On July 21, 2010, over 300 people including members of 50 Indian Nations, fishermen, immigrant seafood industry workers and environmentalists peacefully took over a MLPA Blue Ribbon Task Force meeting in Fort Bragg to protest the violation of tribal rights under the MLPA.
“Whether it is their intention or not, what the Marine Life Protection Act does to tribes is systematically decimate our ability to be who we are,” said Frankie Joe Myers, Yurok Tribal member and Coastal Justice Coalition activist, on the day of the protest. “That is the definition of cultural genocide.”
“The MLPA process completely disregards tribal gathering rights and only permits discussion of commercial and recreational harvest,” Myers concluded. “The whole process is inherently flawed by institutionalized racism. It doesn’t recognize Tribes as political entities, or Tribal biologists as legitimate scientists."

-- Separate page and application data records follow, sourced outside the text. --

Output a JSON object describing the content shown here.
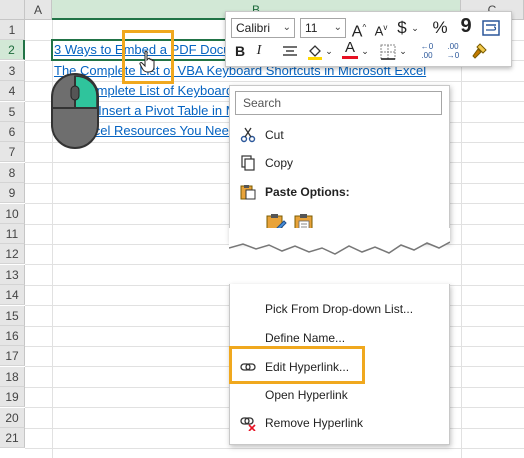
{
  "sheet": {
    "columns": [
      "A",
      "B",
      "C"
    ],
    "rows": [
      "1",
      "2",
      "3",
      "4",
      "5",
      "6",
      "7",
      "8",
      "9",
      "10",
      "11",
      "12",
      "13",
      "14",
      "15",
      "16",
      "17",
      "18",
      "19",
      "20",
      "21"
    ],
    "links": [
      "3 Ways to Embed a PDF Document in Microsoft Excel",
      "The Complete List of VBA Keyboard Shortcuts in Microsoft Excel",
      "The Complete List of Keyboard Shortcuts in Microsoft Excel",
      "How to Insert a Pivot Table in Microsoft Excel",
      "Top Excel Resources You Need to Know"
    ]
  },
  "mini_toolbar": {
    "font_name": "Calibri",
    "font_size": "11",
    "grow_font": "A",
    "shrink_font": "A",
    "currency": "$",
    "percent": "%",
    "comma": "9",
    "bold": "B",
    "italic": "I",
    "font_color_letter": "A",
    "colors": {
      "fill": "#ffd700",
      "font": "#e81123"
    }
  },
  "context_menu": {
    "search_placeholder": "Search",
    "items_top": [
      {
        "label": "Cut",
        "icon": "scissors-icon"
      },
      {
        "label": "Copy",
        "icon": "copy-icon"
      },
      {
        "label": "Paste Options:",
        "icon": "paste-icon"
      }
    ],
    "items_bottom": [
      {
        "label": "Pick From Drop-down List...",
        "icon": ""
      },
      {
        "label": "Define Name...",
        "icon": ""
      },
      {
        "label": "Edit Hyperlink...",
        "icon": "link-icon"
      },
      {
        "label": "Open Hyperlink",
        "icon": ""
      },
      {
        "label": "Remove Hyperlink",
        "icon": "remove-link-icon"
      }
    ]
  },
  "colors": {
    "highlight": "#f0a81e",
    "accent": "#217346",
    "link": "#0563c1"
  }
}
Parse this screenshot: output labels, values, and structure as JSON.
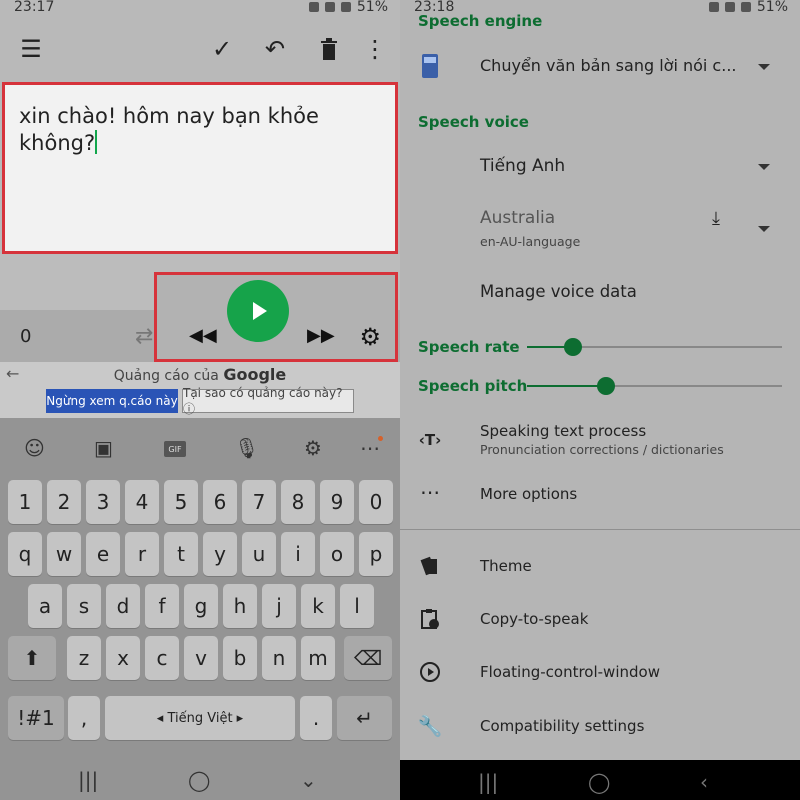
{
  "left": {
    "status": {
      "time": "23:17",
      "battery": "51%"
    },
    "editor_text": "xin chào! hôm nay bạn khỏe không?",
    "counter": "0",
    "ad": {
      "title_prefix": "Quảng cáo của",
      "title_brand": "Google",
      "stop_label": "Ngừng xem q.cáo này",
      "why_label": "Tại sao có quảng cáo này? ⓘ"
    },
    "keyboard": {
      "digits": [
        "1",
        "2",
        "3",
        "4",
        "5",
        "6",
        "7",
        "8",
        "9",
        "0"
      ],
      "row1": [
        "q",
        "w",
        "e",
        "r",
        "t",
        "y",
        "u",
        "i",
        "o",
        "p"
      ],
      "row2": [
        "a",
        "s",
        "d",
        "f",
        "g",
        "h",
        "j",
        "k",
        "l"
      ],
      "row3": [
        "z",
        "x",
        "c",
        "v",
        "b",
        "n",
        "m"
      ],
      "sym_label": "!#1",
      "comma": ",",
      "space_label": "◂ Tiếng Việt ▸",
      "period": "."
    }
  },
  "right": {
    "status": {
      "time": "23:18",
      "battery": "51%"
    },
    "speech_engine_header": "Speech engine",
    "engine_value": "Chuyển văn bản sang lời nói c...",
    "speech_voice_header": "Speech voice",
    "voice_language": "Tiếng Anh",
    "voice_region": "Australia",
    "voice_code": "en-AU-language",
    "manage_voice": "Manage voice data",
    "speech_rate_label": "Speech rate",
    "speech_rate_value": 0.18,
    "speech_pitch_label": "Speech pitch",
    "speech_pitch_value": 0.31,
    "speaking_text_title": "Speaking text process",
    "speaking_text_sub": "Pronunciation corrections / dictionaries",
    "more_options": "More options",
    "theme": "Theme",
    "copy_to_speak": "Copy-to-speak",
    "floating_control": "Floating-control-window",
    "compatibility": "Compatibility settings"
  },
  "colors": {
    "accent": "#0d6d31",
    "play": "#16a34a",
    "highlight_border": "#d6333b",
    "ad_button": "#2a54b6"
  }
}
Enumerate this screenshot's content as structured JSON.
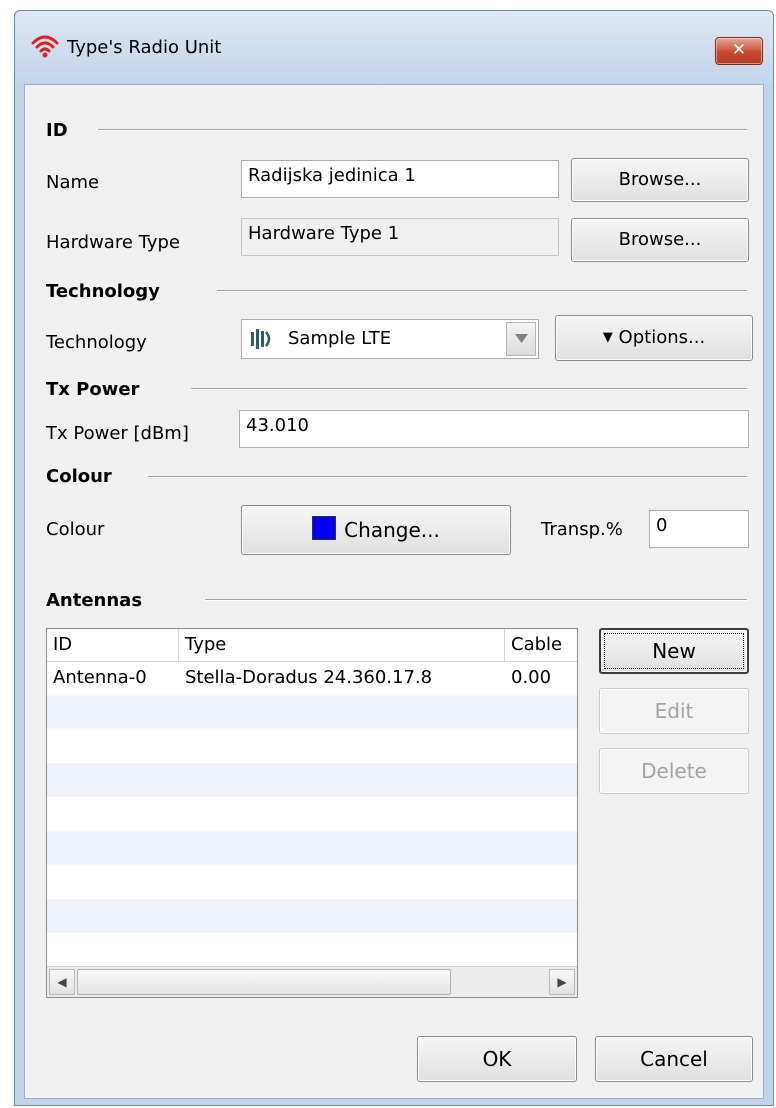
{
  "window": {
    "title": "Type's Radio Unit",
    "close_glyph": "✕"
  },
  "id_section": {
    "title": "ID",
    "name_label": "Name",
    "name_value": "Radijska jedinica 1",
    "name_browse": "Browse...",
    "hw_label": "Hardware Type",
    "hw_value": "Hardware Type 1",
    "hw_browse": "Browse..."
  },
  "technology_section": {
    "title": "Technology",
    "label": "Technology",
    "selected": "Sample LTE",
    "options_button": "Options...",
    "options_arrow": "▼"
  },
  "txpower_section": {
    "title": "Tx Power",
    "label": "Tx Power [dBm]",
    "value": "43.010"
  },
  "colour_section": {
    "title": "Colour",
    "label": "Colour",
    "change_button": "Change...",
    "swatch_color": "#0000ff",
    "transp_label": "Transp.%",
    "transp_value": "0"
  },
  "antennas_section": {
    "title": "Antennas",
    "columns": [
      "ID",
      "Type",
      "Cable"
    ],
    "rows": [
      {
        "id": "Antenna-0",
        "type": "Stella-Doradus 24.360.17.8",
        "cable": "0.00"
      }
    ],
    "new_button": "New",
    "edit_button": "Edit",
    "delete_button": "Delete",
    "scroll_left": "◀",
    "scroll_right": "▶"
  },
  "footer": {
    "ok": "OK",
    "cancel": "Cancel"
  }
}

More recently, the MLPA Blue Ribbon Task Force decided on December 10 not to approve an amendment that would have effectively terminated Tribal gathering and fishing rights on the North Coast, due to political pressure from the Yurok Tribe and other North Coast Indian Tribes.
Governor Jerry Brown and Natural Resources Secretary John Laird have not indicated yet whether or not they will continue Governor Arnold Schwarzenegger's fast-track MLPA Initiative.
Below is the agenda:
Joint Committee on Fisheries and Aquaculture - North Coast MLPA Hearing
Humboldt County Board of Supervisors Chambers – 825 5th Street, Eureka, CA
January 21, 2011 10 a.m.
I. Wiyot Prayer - Dr. Cheryl A. Seidner
II. Introductions - Assemblymember Wesley Chesbro, Chair
III. MLPA Overview
Ken Wiseman - Executive Director, MLPAI
Melissa Miller-Henson - Program Manager, MLPAI
IV. Unified Proposal Description
Adam Wagschal - Regional Stakeholders Group
V. Native American Panel
- Thomas O’Rourke - Chair, John Corbett - Senior Attorney, Mike Belchik - Biologist, Yurok Tribe
- Jacque Hostler- Chief Executive Officer, Trinidad Rancheria
- Russ Crabtree - Tribal Administrator, Smith River Rancheria
- Dale Miller - Chairman, Elk Valley Rancheria
- Stephen Kullmann - Director, Environmental Department, Wiyot Tribe
- Nick Angeloff - Tribal Historic Preservation Officer, Bear River Band of Rohnerville Rancheria
- Hawk Rosales - Executive Director, InterTribal Sinkyone Wilderness Council
- Atta Stevenson - Representative, California Indian Heritage Council
- Valerie Stanley - Representative, Noyo River Indian Community
VI. Blue Ribbon Task Force/Regional Stakeholders Group/ Constituents
a. Local Government Representatives Panel
- Jimmy Smith - Humboldt County Board of Supervisors
- Martha McClure - Del Norte County Board of Supervisors
- Kendall Smith - Mendocino County Board of Supervisors
- Doug Hammerstrom - Fort Bragg City Council
- Richard Young - Crescent City Harbor Master
b. Stakeholders/Constituents - Panel #1
a. Jennifer Savage - Oceans Conservancy
b. Tom Trumper - Urchin Fisherman
c. Bill Lemos - Natural Resources Defense Council
d. Brandi Easter - Recreational Divers
e. Zack Larson - Del Norte Fish & Game Advisory Commission
Stakeholders/Constituents - Panel #2
f. Dave Jensen - Audubon Society
g. Aaron Newman - Humboldt Fisherman’s Marketing Association
h. Tim Klassen - Humboldt Area Saltwater Anglers
i. Pete Nichols - Humboldt Baykeeper
j. Dave Bitts - Pacific Coast Federation of Fisherman’s Association
VII. Public Comment
VIII. Closing Comments by Committee Chair